In the twelve years I’ve been the pastor at Central Baptist Church in Palmyra, the church has been through a great deal. We have lost members to death, moves, and transfer. We’ve seen new friends come, only to be swept away again as their life-situations changed. We’ve struggled with the questions, “Who are we?” and “What are we meant to do?” We’ve even grown comfortable with the answer, “We don’t really know right now, but we’ll get back to you.” We stopped old fights and tried to make space for each other, and it’s mostly worked. If Central existed in the realm of “the pastor is institutional savior,” none of what we’ve accomplished would have worked. It’s not like I’m some great pastoral pioneer who blazes new paths and calls people forward. Really, I just want to be left alone to meditate, think, and write. Perhaps my greatest asset, early on in my pastoral call, was being generally oblivious to veiled criticisms of my very real weaknesses.
And yet, by God’s grace, our efforts did work. As we brokered a truce and called our fellowship to grow in our appreciation for one another, style differences included, things began to change. The changes were slow, but noticeable. Central began to pull away from where it had been, and the foundation of that church identity began to crack. As the cracks became noticeable we had a choice to make. We could continue on the new trajectory and allow that old foundation to break away completely, or we could rush back in a panic to put patches on the continuously expanding cracks. Either way, the old foundation was going to fail. The only question was, “Will the failure launch us into new pursuits, or send us crashing into the abyss?”
The deciding moment came for Central when one of our members took me aside and inquired about one of our previously aborted attempts at developing a transition plan. She simply asked, “What ever happened to that? I was looking forward to it.”
And off we went. It took two and a half years, and I really only led the process half-way to it’s completion. The final steps were spearheaded by our excellent team and and willing congregation. The Church is now gathered around “mission circles” which help guide and shape the way we live out our life of discipleship. It’s designed to be flexible – adding circles when needed, and even allowing them to “pop” when they’ve outlived their usefulness. It’s led to a great deal more life and freedom.
We’ve been in our new structure for a year now and are still kicking to get the feel for it. Yet in that year we’ve done some incredible things. Our Community Garden came back with some partnerships it had previously been lacking. Our wonderful creative gifts were put to good use planning our worship. Community events exploded, and our mission support has grown – culminating in a chili cook-off this past spring which raised money for Cedars of Lebanon.
It wasn’t until recently, however, that the transition really tipped toward our future. It happened in three special moments.
First, back in September a new family began to attend worship at Central. They were from Brazil, and the husband had been a pastor in that country. He’d followed a call on his heart to re-establish a Brazilian Baptist mission in our area. Central liked them immediately. As we discovered more and more of this pastor’s heart, we moved forward and discussed future possibilities. During one of these meetings one of Central’s council members quipped, “Well, they’re just another circle.”

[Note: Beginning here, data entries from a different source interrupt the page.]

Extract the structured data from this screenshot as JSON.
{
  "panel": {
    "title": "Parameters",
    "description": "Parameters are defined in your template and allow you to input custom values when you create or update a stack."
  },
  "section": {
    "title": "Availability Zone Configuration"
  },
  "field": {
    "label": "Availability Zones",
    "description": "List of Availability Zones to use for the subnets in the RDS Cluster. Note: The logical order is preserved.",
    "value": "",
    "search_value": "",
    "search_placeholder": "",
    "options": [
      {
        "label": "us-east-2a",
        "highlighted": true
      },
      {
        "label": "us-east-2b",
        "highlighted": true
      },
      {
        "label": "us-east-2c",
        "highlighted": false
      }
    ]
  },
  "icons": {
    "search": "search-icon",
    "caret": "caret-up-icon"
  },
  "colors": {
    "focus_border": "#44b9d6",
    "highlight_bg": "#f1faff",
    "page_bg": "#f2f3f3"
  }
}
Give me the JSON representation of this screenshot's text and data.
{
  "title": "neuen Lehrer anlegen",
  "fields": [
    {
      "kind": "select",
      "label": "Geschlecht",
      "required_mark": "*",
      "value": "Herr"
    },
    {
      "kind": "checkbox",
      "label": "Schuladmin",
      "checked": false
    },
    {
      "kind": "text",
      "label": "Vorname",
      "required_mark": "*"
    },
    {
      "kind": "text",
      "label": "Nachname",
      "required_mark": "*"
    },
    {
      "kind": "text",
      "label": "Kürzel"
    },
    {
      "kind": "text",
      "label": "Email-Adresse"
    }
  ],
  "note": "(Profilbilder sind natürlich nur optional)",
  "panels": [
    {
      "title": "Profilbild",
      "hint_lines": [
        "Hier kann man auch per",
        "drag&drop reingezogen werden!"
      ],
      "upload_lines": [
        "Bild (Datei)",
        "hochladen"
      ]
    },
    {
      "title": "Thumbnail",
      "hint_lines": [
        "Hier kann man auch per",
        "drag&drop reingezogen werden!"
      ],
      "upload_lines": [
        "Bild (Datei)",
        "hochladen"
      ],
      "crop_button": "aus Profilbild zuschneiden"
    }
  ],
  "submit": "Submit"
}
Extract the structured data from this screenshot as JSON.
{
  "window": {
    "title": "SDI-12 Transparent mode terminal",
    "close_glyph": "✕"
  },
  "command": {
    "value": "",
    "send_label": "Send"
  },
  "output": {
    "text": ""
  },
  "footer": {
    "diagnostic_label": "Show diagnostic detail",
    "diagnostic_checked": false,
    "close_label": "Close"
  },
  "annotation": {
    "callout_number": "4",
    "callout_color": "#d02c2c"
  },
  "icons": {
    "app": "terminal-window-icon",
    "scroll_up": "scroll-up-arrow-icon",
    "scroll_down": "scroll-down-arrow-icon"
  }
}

The second moment came during our recent business meeting. Pastor Ronnie told us his story of why he left everything to come to America with his family. In response, the church applauded. Later I led us through a rough draft of what a relationship between the English-Speaking and the Portuguese-Speaking congregations might look like. We framed language not as “us/them” or “owner/renter” or even “host/guest.” In the draft the obligations of the Portuguese-Speaking congregation were no less and no more than those made of any segment of the Central Baptist Family. While we recognized our Brazilian Brothers and Sisters might have some things they might like to clarify or discuss, the Church simply said 1, “Well that makes sense.”
The last moment came during our final conversation with Pastor Ronnie and the remnant of the previous mission. Some members of Central’s Church council sat down to go over the draft agreement we’d approved as a starting point. It quickly became obvious all parties were in agreement and were ready to launch into this new partnership. When I asked Pastor Ronnie how he would like the wider church to refer to the Brazilian congregation he looked at me and said, “We are you, Central Baptist Church 2.”
This past Sunday IBC held it’s first worship service in their new home. Over forty people were in attendance, and whole Central Baptist family rejoiced.
We’d always used the word “pop” to describe a circle as it faded from our congregational life. It turns out it can also sometimes be a good way of describing the moments in which a circle forms.